▶ **SUPPLIED MATERIAL**:
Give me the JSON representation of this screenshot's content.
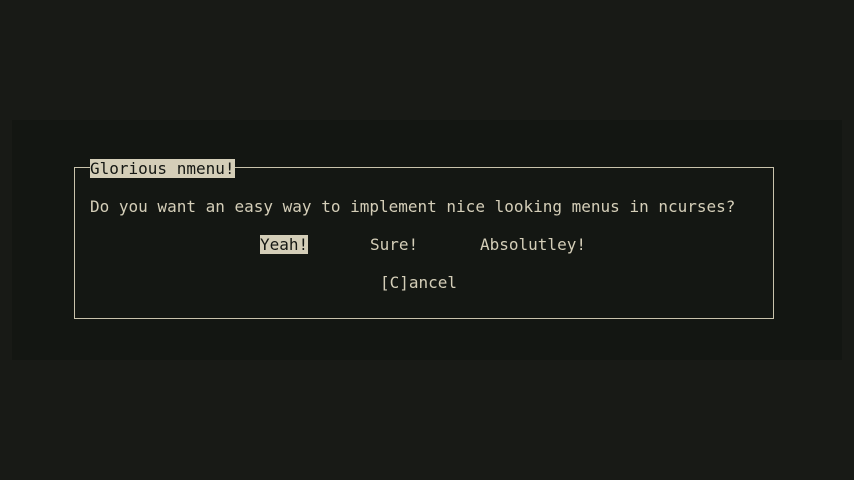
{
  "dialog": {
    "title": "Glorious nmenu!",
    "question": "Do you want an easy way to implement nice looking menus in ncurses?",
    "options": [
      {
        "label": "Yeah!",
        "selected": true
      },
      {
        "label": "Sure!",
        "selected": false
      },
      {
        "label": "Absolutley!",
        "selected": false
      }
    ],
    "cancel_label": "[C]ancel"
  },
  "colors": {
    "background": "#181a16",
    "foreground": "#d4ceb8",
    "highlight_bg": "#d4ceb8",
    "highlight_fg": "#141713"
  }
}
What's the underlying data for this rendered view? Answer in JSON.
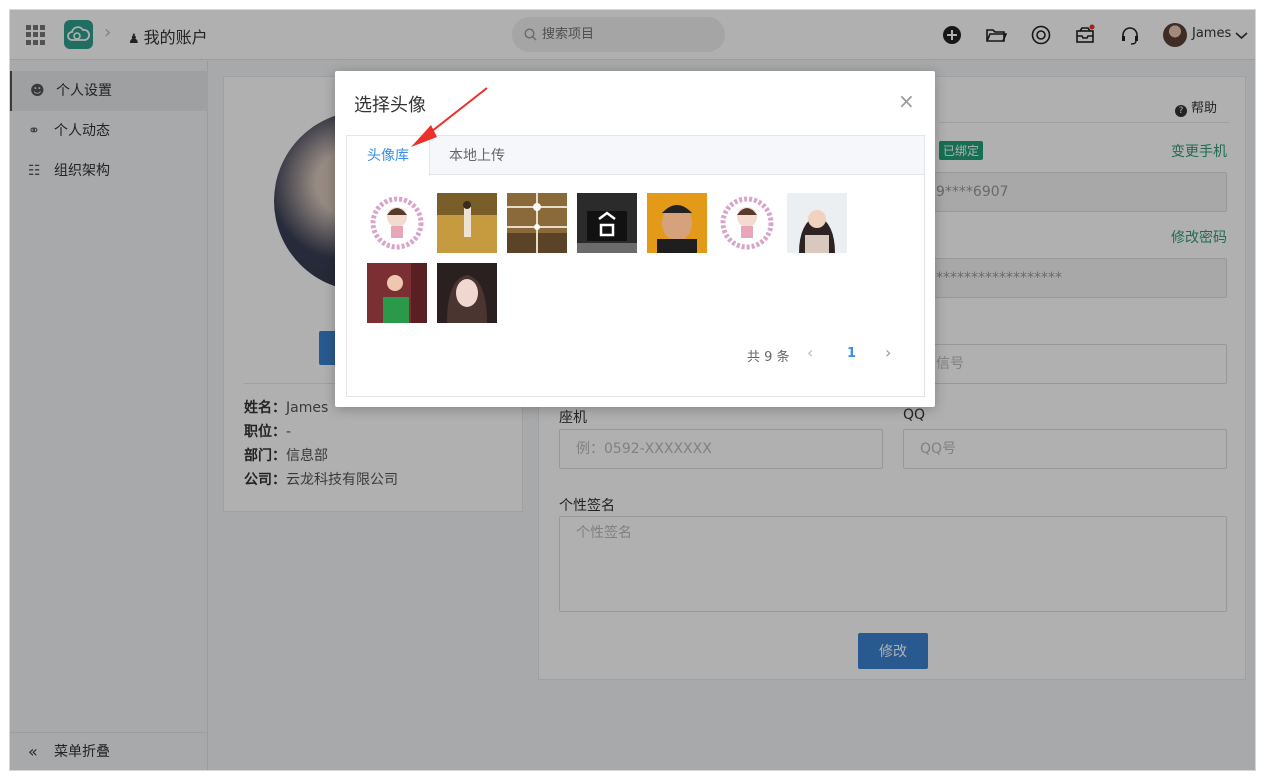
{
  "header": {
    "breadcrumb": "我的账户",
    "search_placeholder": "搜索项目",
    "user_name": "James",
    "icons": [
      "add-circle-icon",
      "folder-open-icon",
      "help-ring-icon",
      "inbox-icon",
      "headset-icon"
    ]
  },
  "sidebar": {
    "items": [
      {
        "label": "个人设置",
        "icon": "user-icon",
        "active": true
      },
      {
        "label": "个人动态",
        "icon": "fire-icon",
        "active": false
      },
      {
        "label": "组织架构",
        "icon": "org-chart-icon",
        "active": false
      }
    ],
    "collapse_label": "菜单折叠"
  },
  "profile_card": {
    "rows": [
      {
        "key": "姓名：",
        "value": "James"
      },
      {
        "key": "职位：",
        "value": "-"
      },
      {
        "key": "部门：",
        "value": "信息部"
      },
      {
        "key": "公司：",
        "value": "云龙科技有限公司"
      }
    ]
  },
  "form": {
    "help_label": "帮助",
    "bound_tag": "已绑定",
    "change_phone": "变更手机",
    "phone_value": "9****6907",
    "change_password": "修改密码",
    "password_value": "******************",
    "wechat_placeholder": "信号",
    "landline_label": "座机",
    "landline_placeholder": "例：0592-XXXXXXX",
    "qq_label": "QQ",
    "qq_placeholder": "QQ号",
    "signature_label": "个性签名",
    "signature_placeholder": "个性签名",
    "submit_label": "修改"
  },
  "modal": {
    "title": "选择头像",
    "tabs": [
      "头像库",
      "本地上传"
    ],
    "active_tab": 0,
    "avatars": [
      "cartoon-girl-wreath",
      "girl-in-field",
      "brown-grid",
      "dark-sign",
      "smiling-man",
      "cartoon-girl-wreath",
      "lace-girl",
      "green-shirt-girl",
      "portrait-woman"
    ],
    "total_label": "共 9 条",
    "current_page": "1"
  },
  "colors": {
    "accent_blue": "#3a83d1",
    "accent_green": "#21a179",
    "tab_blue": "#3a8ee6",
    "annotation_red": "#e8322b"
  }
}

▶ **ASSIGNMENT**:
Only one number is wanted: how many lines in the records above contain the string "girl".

▶ **SOLUTION TO THIS TASK**:
5